Fusion Science and Technology
The blossoming of cooperation between the U.S. and Canada
The United States and Canadian nuclear industries used to be an example of how two independent teams of engineers facing an identical problem—making electricity from uranium—could come up with completely different answers. In the 1950s, Canada began designing a reactor with tubes, heavy water, and natural uranium, while in the U.S. it was big pots of light water and enriched uranium.
But 80 years later, there is a remarkable convergence. The North American push for a new generation of nuclear reactors, mostly small modular reactors (SMRs), is becoming binational, with U.S. and Canadian companies seeking markets and regulatory certification on both sides of the border and in many cases sourcing key components in the other country.
Sara A. Pozzi, Brian Wieger, Andreas Enqvist, Shaun D. Clarke, Marek Flaska, Matthew Marcath, Edward Larsen, Robert C. Haight, Enrico Padovani
Nuclear Science and Engineering | Volume 178 | Number 2 | October 2014 | Pages 250-260
Technical Paper | doi.org/10.13182/NSE13-96
Articles are hosted by Taylor and Francis Online.
This paper presents new experimental results of correlated, prompt neutron emission from the spontaneous fission of 252Cf. Specifically, we present correlated-neutron emission probabilities and average energies for two detected neutrons as a function of the angle between the two neutrons.

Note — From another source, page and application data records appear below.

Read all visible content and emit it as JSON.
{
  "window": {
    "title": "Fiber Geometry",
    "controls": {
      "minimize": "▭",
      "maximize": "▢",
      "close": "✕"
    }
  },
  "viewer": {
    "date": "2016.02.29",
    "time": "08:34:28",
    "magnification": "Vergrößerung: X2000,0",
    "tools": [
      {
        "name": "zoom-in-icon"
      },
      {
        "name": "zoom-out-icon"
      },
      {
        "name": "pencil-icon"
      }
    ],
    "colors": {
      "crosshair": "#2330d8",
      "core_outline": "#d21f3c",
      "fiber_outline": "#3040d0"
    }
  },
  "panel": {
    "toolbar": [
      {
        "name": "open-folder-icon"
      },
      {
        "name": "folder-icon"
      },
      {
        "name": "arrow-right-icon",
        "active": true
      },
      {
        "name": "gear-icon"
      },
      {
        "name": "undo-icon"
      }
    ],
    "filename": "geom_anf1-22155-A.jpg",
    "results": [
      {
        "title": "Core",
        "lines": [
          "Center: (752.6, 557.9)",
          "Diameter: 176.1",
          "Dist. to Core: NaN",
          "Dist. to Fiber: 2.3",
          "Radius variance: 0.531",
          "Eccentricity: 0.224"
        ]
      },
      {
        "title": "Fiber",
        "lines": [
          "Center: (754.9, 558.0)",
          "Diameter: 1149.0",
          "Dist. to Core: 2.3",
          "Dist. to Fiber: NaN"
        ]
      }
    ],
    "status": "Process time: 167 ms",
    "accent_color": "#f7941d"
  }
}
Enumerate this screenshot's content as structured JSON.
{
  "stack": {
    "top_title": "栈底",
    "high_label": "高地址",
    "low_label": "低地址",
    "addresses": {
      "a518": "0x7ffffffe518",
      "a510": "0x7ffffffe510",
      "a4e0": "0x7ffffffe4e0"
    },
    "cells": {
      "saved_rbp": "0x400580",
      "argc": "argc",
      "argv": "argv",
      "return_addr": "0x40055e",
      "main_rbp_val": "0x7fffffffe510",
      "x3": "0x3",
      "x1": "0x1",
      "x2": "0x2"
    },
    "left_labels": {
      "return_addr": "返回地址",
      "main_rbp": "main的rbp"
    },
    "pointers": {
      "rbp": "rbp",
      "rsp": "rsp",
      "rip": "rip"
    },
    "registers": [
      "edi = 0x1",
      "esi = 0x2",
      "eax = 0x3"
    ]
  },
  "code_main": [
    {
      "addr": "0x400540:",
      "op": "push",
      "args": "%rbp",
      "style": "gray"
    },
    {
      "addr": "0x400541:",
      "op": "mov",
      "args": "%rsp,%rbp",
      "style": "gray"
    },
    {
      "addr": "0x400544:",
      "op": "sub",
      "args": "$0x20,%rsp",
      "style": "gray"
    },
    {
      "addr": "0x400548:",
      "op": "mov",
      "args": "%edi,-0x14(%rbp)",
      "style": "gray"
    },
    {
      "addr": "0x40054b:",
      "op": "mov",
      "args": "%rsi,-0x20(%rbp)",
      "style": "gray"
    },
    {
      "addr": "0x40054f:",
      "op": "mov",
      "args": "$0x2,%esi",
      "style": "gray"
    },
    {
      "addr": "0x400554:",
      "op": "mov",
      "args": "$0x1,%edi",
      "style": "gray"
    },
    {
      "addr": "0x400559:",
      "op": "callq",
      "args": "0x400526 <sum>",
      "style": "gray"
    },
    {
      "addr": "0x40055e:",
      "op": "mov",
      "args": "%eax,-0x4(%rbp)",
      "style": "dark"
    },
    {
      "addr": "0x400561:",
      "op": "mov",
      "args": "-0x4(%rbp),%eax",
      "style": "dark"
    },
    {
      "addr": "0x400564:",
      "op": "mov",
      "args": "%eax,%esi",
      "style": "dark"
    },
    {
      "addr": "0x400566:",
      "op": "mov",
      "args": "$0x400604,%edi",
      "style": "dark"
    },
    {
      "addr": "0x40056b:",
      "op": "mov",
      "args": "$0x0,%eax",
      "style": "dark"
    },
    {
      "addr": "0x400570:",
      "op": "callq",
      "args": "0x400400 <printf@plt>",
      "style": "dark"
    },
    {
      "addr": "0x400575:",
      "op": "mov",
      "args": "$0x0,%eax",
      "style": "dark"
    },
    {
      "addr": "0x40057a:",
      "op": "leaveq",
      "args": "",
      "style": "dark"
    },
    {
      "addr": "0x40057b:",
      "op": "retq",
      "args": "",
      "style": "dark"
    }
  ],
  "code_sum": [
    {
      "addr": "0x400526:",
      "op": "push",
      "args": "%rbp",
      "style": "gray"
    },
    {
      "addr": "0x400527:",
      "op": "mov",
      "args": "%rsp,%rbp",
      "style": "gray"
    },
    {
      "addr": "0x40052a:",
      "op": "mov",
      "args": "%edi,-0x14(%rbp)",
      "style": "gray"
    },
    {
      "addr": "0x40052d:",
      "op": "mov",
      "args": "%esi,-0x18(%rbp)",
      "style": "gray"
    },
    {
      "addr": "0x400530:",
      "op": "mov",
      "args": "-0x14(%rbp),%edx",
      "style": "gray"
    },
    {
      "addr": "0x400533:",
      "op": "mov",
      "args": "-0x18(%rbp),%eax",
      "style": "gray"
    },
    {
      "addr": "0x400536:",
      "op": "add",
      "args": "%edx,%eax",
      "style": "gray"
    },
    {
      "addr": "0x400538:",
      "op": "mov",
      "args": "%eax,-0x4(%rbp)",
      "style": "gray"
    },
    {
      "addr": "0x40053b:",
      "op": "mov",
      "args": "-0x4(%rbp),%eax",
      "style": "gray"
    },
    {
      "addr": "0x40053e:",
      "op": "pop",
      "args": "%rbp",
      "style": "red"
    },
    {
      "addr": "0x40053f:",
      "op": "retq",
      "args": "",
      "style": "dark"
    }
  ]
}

Experimental results are compared to several Monte Carlo models that include the number, energy, and angular distributions of prompt neutrons from fission.